-- Opening Marker --

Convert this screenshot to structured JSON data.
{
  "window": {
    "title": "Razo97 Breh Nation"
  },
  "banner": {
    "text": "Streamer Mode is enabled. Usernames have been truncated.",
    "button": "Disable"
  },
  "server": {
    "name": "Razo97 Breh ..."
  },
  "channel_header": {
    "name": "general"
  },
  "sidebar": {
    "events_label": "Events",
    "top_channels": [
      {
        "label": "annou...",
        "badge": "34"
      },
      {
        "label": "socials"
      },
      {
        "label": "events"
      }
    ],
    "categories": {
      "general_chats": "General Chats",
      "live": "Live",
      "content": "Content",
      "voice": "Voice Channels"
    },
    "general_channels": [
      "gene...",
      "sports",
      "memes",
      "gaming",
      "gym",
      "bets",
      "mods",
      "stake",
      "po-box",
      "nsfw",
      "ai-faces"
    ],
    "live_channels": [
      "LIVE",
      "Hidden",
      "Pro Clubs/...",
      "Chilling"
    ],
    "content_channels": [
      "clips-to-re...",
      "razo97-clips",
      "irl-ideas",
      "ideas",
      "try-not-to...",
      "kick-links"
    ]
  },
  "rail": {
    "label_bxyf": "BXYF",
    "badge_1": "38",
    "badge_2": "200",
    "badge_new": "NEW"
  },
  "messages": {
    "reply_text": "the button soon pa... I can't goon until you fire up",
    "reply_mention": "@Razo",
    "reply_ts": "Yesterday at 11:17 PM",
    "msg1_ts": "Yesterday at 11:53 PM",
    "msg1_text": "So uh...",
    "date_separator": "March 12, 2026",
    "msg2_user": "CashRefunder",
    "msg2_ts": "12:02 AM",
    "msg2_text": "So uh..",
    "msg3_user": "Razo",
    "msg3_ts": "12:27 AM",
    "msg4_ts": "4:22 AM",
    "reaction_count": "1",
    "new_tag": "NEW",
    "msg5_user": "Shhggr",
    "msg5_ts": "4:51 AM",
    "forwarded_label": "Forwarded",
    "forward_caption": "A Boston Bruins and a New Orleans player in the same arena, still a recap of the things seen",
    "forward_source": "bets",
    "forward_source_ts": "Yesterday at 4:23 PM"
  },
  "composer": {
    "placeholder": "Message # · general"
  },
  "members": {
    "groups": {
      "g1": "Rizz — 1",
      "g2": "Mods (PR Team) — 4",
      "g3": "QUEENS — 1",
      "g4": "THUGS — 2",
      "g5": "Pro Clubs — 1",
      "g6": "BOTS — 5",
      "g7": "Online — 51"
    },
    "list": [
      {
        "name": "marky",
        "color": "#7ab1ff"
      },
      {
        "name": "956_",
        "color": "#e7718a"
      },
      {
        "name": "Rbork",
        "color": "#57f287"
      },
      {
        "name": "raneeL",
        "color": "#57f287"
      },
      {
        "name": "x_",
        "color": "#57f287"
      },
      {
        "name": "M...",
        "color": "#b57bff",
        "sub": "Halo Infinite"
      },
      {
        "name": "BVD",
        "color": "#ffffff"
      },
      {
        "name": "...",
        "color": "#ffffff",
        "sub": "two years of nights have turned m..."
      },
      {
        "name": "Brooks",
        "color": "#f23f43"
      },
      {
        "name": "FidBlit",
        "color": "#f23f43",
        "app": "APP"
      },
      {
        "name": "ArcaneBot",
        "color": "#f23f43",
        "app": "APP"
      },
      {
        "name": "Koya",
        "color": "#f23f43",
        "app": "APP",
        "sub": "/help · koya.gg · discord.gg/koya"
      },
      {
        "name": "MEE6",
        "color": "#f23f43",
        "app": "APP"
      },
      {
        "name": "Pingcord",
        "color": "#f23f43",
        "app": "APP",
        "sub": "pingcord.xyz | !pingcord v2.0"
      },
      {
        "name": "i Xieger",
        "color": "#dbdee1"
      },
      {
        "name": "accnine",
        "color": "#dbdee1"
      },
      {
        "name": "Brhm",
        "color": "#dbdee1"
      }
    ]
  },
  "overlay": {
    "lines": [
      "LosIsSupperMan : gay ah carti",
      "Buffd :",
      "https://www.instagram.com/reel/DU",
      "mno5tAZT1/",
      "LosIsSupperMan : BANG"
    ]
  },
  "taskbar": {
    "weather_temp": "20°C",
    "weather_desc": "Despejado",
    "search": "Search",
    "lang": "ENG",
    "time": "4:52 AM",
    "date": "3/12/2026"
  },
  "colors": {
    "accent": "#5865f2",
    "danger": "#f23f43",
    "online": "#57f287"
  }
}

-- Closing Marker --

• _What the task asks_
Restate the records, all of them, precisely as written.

• _Answer to this problem_
Convert this screenshot to structured JSON data.
{
  "window": {
    "title": "Razo97 Breh Nation"
  },
  "banner": {
    "text": "Streamer Mode is enabled. Usernames have been truncated.",
    "button": "Disable"
  },
  "server": {
    "name": "Razo97 Breh ..."
  },
  "channel_header": {
    "name": "general"
  },
  "sidebar": {
    "events_label": "Events",
    "top_channels": [
      {
        "label": "annou...",
        "badge": "34"
      },
      {
        "label": "socials"
      },
      {
        "label": "events"
      }
    ],
    "categories": {
      "general_chats": "General Chats",
      "live": "Live",
      "content": "Content",
      "voice": "Voice Channels"
    },
    "general_channels": [
      "gene...",
      "sports",
      "memes",
      "gaming",
      "gym",
      "bets",
      "mods",
      "stake",
      "po-box",
      "nsfw",
      "ai-faces"
    ],
    "live_channels": [
      "LIVE",
      "Hidden",
      "Pro Clubs/...",
      "Chilling"
    ],
    "content_channels": [
      "clips-to-re...",
      "razo97-clips",
      "irl-ideas",
      "ideas",
      "try-not-to...",
      "kick-links"
    ]
  },
  "rail": {
    "label_bxyf": "BXYF",
    "badge_1": "38",
    "badge_2": "200",
    "badge_new": "NEW"
  },
  "messages": {
    "reply_text": "the button soon pa... I can't goon until you fire up",
    "reply_mention": "@Razo",
    "reply_ts": "Yesterday at 11:17 PM",
    "msg1_ts": "Yesterday at 11:53 PM",
    "msg1_text": "So uh...",
    "date_separator": "March 12, 2026",
    "msg2_user": "CashRefunder",
    "msg2_ts": "12:02 AM",
    "msg2_text": "So uh..",
    "msg3_user": "Razo",
    "msg3_ts": "12:27 AM",
    "msg4_ts": "4:22 AM",
    "reaction_count": "1",
    "new_tag": "NEW",
    "msg5_user": "Shhggr",
    "msg5_ts": "4:51 AM",
    "forwarded_label": "Forwarded",
    "forward_caption": "A Boston Bruins and a New Orleans player in the same arena, still a recap of the things seen",
    "forward_source": "bets",
    "forward_source_ts": "Yesterday at 4:23 PM"
  },
  "composer": {
    "placeholder": "Message # · general"
  },
  "members": {
    "groups": {
      "g1": "Rizz — 1",
      "g2": "Mods (PR Team) — 4",
      "g3": "QUEENS — 1",
      "g4": "THUGS — 2",
      "g5": "Pro Clubs — 1",
      "g6": "BOTS — 5",
      "g7": "Online — 51"
    },
    "list": [
      {
        "name": "marky",
        "color": "#7ab1ff"
      },
      {
        "name": "956_",
        "color": "#e7718a"
      },
      {
        "name": "Rbork",
        "color": "#57f287"
      },
      {
        "name": "raneeL",
        "color": "#57f287"
      },
      {
        "name": "x_",
        "color": "#57f287"
      },
      {
        "name": "M...",
        "color": "#b57bff",
        "sub": "Halo Infinite"
      },
      {
        "name": "BVD",
        "color": "#ffffff"
      },
      {
        "name": "...",
        "color": "#ffffff",
        "sub": "two years of nights have turned m..."
      },
      {
        "name": "Brooks",
        "color": "#f23f43"
      },
      {
        "name": "FidBlit",
        "color": "#f23f43",
        "app": "APP"
      },
      {
        "name": "ArcaneBot",
        "color": "#f23f43",
        "app": "APP"
      },
      {
        "name": "Koya",
        "color": "#f23f43",
        "app": "APP",
        "sub": "/help · koya.gg · discord.gg/koya"
      },
      {
        "name": "MEE6",
        "color": "#f23f43",
        "app": "APP"
      },
      {
        "name": "Pingcord",
        "color": "#f23f43",
        "app": "APP",
        "sub": "pingcord.xyz | !pingcord v2.0"
      },
      {
        "name": "i Xieger",
        "color": "#dbdee1"
      },
      {
        "name": "accnine",
        "color": "#dbdee1"
      },
      {
        "name": "Brhm",
        "color": "#dbdee1"
      }
    ]
  },
  "overlay": {
    "lines": [
      "LosIsSupperMan : gay ah carti",
      "Buffd :",
      "https://www.instagram.com/reel/DU",
      "mno5tAZT1/",
      "LosIsSupperMan : BANG"
    ]
  },
  "taskbar": {
    "weather_temp": "20°C",
    "weather_desc": "Despejado",
    "search": "Search",
    "lang": "ENG",
    "time": "4:52 AM",
    "date": "3/12/2026"
  },
  "colors": {
    "accent": "#5865f2",
    "danger": "#f23f43",
    "online": "#57f287"
  }
}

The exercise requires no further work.